### THE DATA
☆ ☆ ☆ ☆ ☆ ☆ ☆

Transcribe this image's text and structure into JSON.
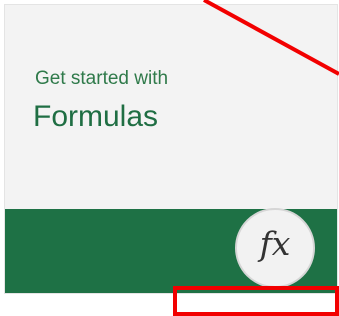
{
  "tile": {
    "subtitle": "Get started with",
    "title": "Formulas",
    "icon": "fx-icon",
    "icon_text": "fx",
    "colors": {
      "band": "#1e7145",
      "text": "#1f6e43",
      "overlay": "#f20000"
    }
  }
}
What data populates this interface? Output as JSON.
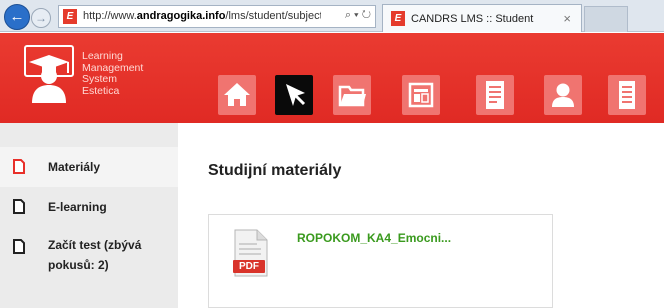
{
  "browser": {
    "url_prefix": "http://www.",
    "url_domain": "andragogika.info",
    "url_path": "/lms/student/subject/ma",
    "address_tools": "⌕ ▾ ↻",
    "tab_title": "CANDRS LMS :: Student",
    "tab_close": "×",
    "back_glyph": "←",
    "forward_glyph": "→",
    "favicon_letter": "E"
  },
  "logo": {
    "line1": "Learning",
    "line2": "Management",
    "line3": "System",
    "line4": "Estetica"
  },
  "menu": [
    {
      "label": "Domů",
      "icon": "home-icon"
    },
    {
      "label": "Předměty",
      "icon": "subjects-icon"
    },
    {
      "label": "Materiály",
      "icon": "folder-icon"
    },
    {
      "label": "E-learning",
      "icon": "elearning-icon"
    },
    {
      "label": "Testy",
      "icon": "tests-icon"
    },
    {
      "label": "Můj profil",
      "icon": "profile-icon"
    },
    {
      "label": "E-index",
      "icon": "eindex-icon"
    }
  ],
  "sidebar": {
    "items": [
      {
        "label": "Materiály",
        "active": true
      },
      {
        "label": "E-learning",
        "active": false
      },
      {
        "label_line1": "Začít test (zbývá",
        "label_line2": "pokusů: 2)",
        "active": false
      }
    ]
  },
  "main": {
    "title": "Studijní materiály",
    "file_name": "ROPOKOM_KA4_Emocni...",
    "file_badge": "PDF"
  },
  "colors": {
    "header_red": "#e8302a",
    "tile_pink": "#f07470",
    "active_tile": "#0a0a0a",
    "link_green": "#3a9a1e"
  }
}
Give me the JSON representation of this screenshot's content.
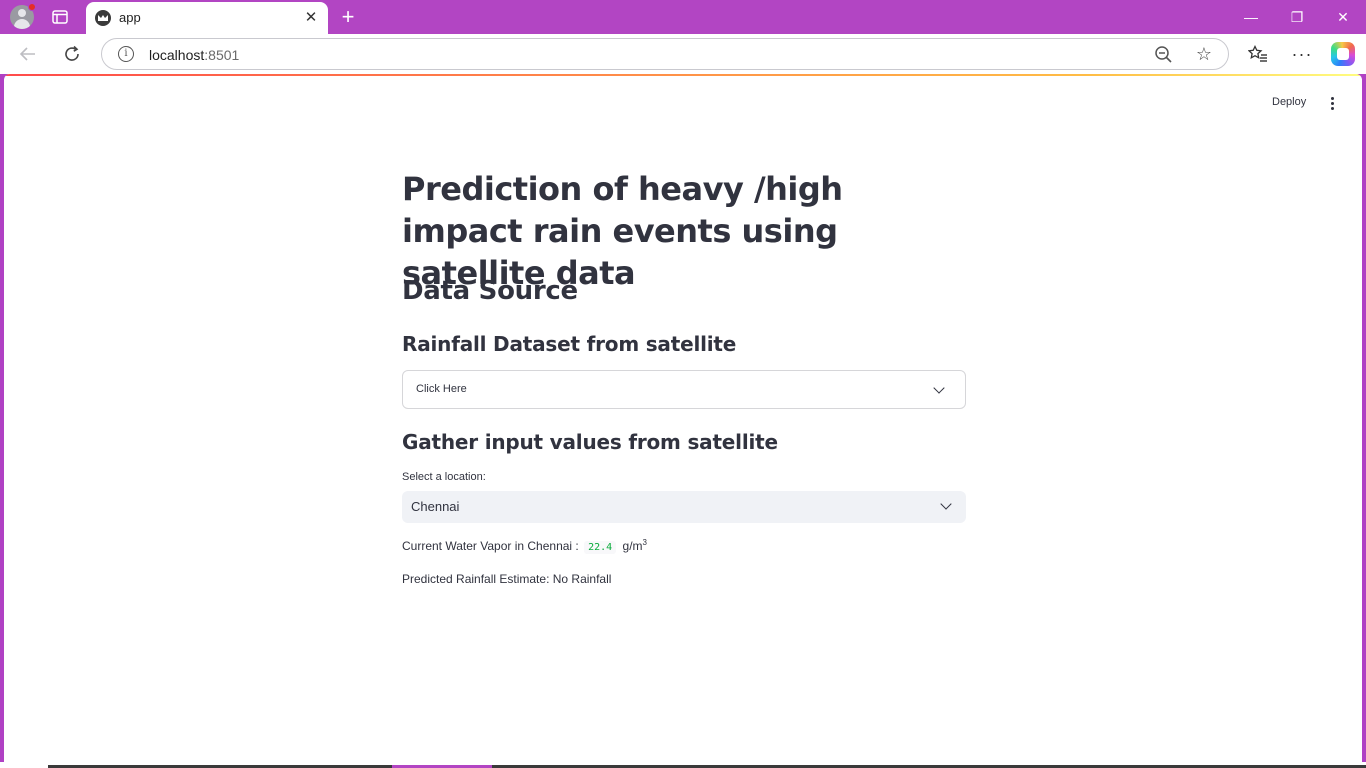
{
  "browser": {
    "tab_title": "app",
    "tab_close": "✕",
    "new_tab": "+",
    "url_host": "localhost",
    "url_port": ":8501",
    "window_controls": {
      "minimize": "—",
      "restore": "❐",
      "close": "✕"
    }
  },
  "app": {
    "deploy_label": "Deploy",
    "title": "Prediction of heavy /high impact rain events using satellite data",
    "data_source_heading": "Data Source",
    "rainfall_heading": "Rainfall Dataset from satellite",
    "expander_label": "Click Here",
    "gather_heading": "Gather input values from satellite",
    "location_label": "Select a location:",
    "location_value": "Chennai",
    "water_vapor_prefix": "Current Water Vapor in Chennai :",
    "water_vapor_value": "22.4",
    "water_vapor_unit": "g/m",
    "water_vapor_unit_exp": "3",
    "prediction_text": "Predicted Rainfall Estimate: No Rainfall"
  },
  "colors": {
    "titlebar": "#b245c3",
    "text": "#31333f",
    "code_value": "#09ab3b",
    "select_bg": "#f0f2f6"
  }
}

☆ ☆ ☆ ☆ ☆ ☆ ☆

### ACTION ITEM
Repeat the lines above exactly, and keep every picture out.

### ANSWER SECTION
Transcribe this image's text and structure into JSON.
{
  "tile": {
    "subtitle": "Get started with",
    "title": "Formulas",
    "icon": "fx-icon",
    "icon_text": "fx",
    "colors": {
      "band": "#1e7145",
      "text": "#1f6e43",
      "overlay": "#f20000"
    }
  }
}
What data populates this interface? Output as JSON.
{
  "browser": {
    "url_prefix": "http://www.",
    "url_domain": "andragogika.info",
    "url_path": "/lms/student/subject/ma",
    "address_tools": "⌕ ▾ ↻",
    "tab_title": "CANDRS LMS :: Student",
    "tab_close": "×",
    "back_glyph": "←",
    "forward_glyph": "→",
    "favicon_letter": "E"
  },
  "logo": {
    "line1": "Learning",
    "line2": "Management",
    "line3": "System",
    "line4": "Estetica"
  },
  "menu": [
    {
      "label": "Domů",
      "icon": "home-icon"
    },
    {
      "label": "Předměty",
      "icon": "subjects-icon"
    },
    {
      "label": "Materiály",
      "icon": "folder-icon"
    },
    {
      "label": "E-learning",
      "icon": "elearning-icon"
    },
    {
      "label": "Testy",
      "icon": "tests-icon"
    },
    {
      "label": "Můj profil",
      "icon": "profile-icon"
    },
    {
      "label": "E-index",
      "icon": "eindex-icon"
    }
  ],
  "sidebar": {
    "items": [
      {
        "label": "Materiály",
        "active": true
      },
      {
        "label": "E-learning",
        "active": false
      },
      {
        "label_line1": "Začít test (zbývá",
        "label_line2": "pokusů: 2)",
        "active": false
      }
    ]
  },
  "main": {
    "title": "Studijní materiály",
    "file_name": "ROPOKOM_KA4_Emocni...",
    "file_badge": "PDF"
  },
  "colors": {
    "header_red": "#e8302a",
    "tile_pink": "#f07470",
    "active_tile": "#0a0a0a",
    "link_green": "#3a9a1e"
  }
}
Give me the JSON representation of this screenshot's content.
{
  "browser": {
    "tab_title": "app",
    "tab_close": "✕",
    "new_tab": "+",
    "url_host": "localhost",
    "url_port": ":8501",
    "window_controls": {
      "minimize": "—",
      "restore": "❐",
      "close": "✕"
    }
  },
  "app": {
    "deploy_label": "Deploy",
    "title": "Prediction of heavy /high impact rain events using satellite data",
    "data_source_heading": "Data Source",
    "rainfall_heading": "Rainfall Dataset from satellite",
    "expander_label": "Click Here",
    "gather_heading": "Gather input values from satellite",
    "location_label": "Select a location:",
    "location_value": "Chennai",
    "water_vapor_prefix": "Current Water Vapor in Chennai :",
    "water_vapor_value": "22.4",
    "water_vapor_unit": "g/m",
    "water_vapor_unit_exp": "3",
    "prediction_text": "Predicted Rainfall Estimate: No Rainfall"
  },
  "colors": {
    "titlebar": "#b245c3",
    "text": "#31333f",
    "code_value": "#09ab3b",
    "select_bg": "#f0f2f6"
  }
}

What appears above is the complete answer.